The choice of this industrial region of Saarland and Lorraine is not by accident. It has the perfect mix: industrial activity that can generate the hydrogen, existing gas pipelines that can be converted to hydrogen, and a ready industrial customer base that can use the hydrogen. I
t’s also an area with a significant air pollution problem that would benefit from transitioning to a clean fuel. It fits very well into the concept of a “hydrogen valley”, a self-contained area capable of generating and using its own hydrogen and eliminating the need for outside fossil fuels. The industrial hub becomes both a producer and consumer of energy.
It’s hoped that the lessons learned in the Franco-German pilot project can then be applied to existing gas infrastructure across Europe. But Jean-Marc Brimont, head of EU affairs for GRTgaz, says policy support will be necessary to make this a reality. “We want [EU policy] to be based on the carbon footprint of the different technologies, using a system which is based on the measurement of CO2 on a lifecycle analysis basis,” he said.
“We also want [the upcoming hydrogen strategy] to introduce targets to incentivise the consumption of hydrogen in different sectors. We know we have already some sub-targets for transport. But it would also be useful to have targets for industry and heating, to support demand.”
“As an infrastructure operator, we believe there is a need for infrastructure to connect the demand with the supply. We know it will start locally, in industrial clusters, but moving forward if the supply and demand is growing, we might see production of hydrogen that would need to be transported across countries, across Europe.”
That kind of large-scale vision for hydrogen alarms some climate campaigners, who worry that the push for hydrogen is an attempt to keep fossil gas in Europe’s energy system. They point out that these new cluster projects are not necessarily using clean hydrogen, and the Commission has yet to define precisely what clean hydrogen is.

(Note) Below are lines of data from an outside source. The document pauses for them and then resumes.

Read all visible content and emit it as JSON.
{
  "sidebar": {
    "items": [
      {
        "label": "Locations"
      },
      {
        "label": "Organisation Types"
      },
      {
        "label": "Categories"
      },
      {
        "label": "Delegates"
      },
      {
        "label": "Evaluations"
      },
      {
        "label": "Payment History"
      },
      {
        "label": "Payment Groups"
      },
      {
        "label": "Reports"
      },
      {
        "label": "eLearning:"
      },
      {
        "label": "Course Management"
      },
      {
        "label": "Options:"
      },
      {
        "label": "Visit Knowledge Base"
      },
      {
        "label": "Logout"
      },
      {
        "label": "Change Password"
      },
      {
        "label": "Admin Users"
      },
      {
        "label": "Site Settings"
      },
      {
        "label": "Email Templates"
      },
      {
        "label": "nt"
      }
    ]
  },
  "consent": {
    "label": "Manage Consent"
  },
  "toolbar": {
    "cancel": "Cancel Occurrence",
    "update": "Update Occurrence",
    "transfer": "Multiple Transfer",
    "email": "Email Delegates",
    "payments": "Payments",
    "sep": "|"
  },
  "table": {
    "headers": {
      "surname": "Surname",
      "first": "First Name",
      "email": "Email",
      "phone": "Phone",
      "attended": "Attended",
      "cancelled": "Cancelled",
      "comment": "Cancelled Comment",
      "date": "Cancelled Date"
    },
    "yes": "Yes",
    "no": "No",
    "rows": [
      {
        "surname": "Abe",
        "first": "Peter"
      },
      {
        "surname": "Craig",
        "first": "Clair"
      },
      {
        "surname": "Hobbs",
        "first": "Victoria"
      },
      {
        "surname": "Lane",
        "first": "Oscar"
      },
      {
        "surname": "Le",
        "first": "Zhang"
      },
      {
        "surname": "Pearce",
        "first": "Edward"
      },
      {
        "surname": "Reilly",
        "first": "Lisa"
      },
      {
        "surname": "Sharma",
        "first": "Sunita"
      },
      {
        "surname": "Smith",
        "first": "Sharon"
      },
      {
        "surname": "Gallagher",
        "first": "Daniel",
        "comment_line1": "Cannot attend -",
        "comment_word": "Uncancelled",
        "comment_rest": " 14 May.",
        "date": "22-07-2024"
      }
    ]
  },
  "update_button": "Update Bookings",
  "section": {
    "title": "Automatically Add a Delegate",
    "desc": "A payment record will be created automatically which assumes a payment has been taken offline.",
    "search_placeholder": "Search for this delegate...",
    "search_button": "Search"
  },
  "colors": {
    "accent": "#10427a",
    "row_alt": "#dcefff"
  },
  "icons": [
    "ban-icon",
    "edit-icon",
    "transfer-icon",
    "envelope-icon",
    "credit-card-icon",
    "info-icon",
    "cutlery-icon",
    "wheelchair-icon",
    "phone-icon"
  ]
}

“The Commission seems to be putting renewables and hydrogen on an equal footing,” says Tara Connolly, an energy campaigner with Friends of the Earth Europe. “In an earlier draft [of the recovery package], the title of one section was called ‘renewables and hydrogen’. That’s quite worrying because we know that renewables can deliver emissions savings and energy. It’s a proven technology, reducing in costs all the time. The problem with hydrogen is something like 95% of it in Europe right now is produced from fossil fuels.”
“There’s been a lot of talk about clean hydrogen, but in the leak of the hydrogen strategy a few weeks ago it says the Commission needs to define what clean hydrogen means. So we have Timmermans saying, ‘don’t worry it’s going to be clean hydrogen’, but from the documents it’s clear they don’t even know what that means.”
Friends of the Earth wants the EU to fully decarbonise by 2030, and Connolly believes that a growth in hydrogen now wouldn’t be compatible with that.
“I see a lot of parallels with the biofuels debate – people latching on to a technology that would allow business to keep its same business model and infrastructure. But in the end the volume and scale is just not going to deliver.”
Brimont disagrees, saying the focus now is to develop a hydrogen infrastructure by converting existing gas pipelines. “This isn’t about greening gas, it’s about a conversion of gas infrastructure,” he says. “We see an increase in volumes of biomethane and also hydrogen.”
“Gas companies are working together to see which parts of their network they can convert to hydrogen, while limiting cost and social impact. This is the goal, to be the first stone of a bigger network.”
(Edited by Frédéric Simon)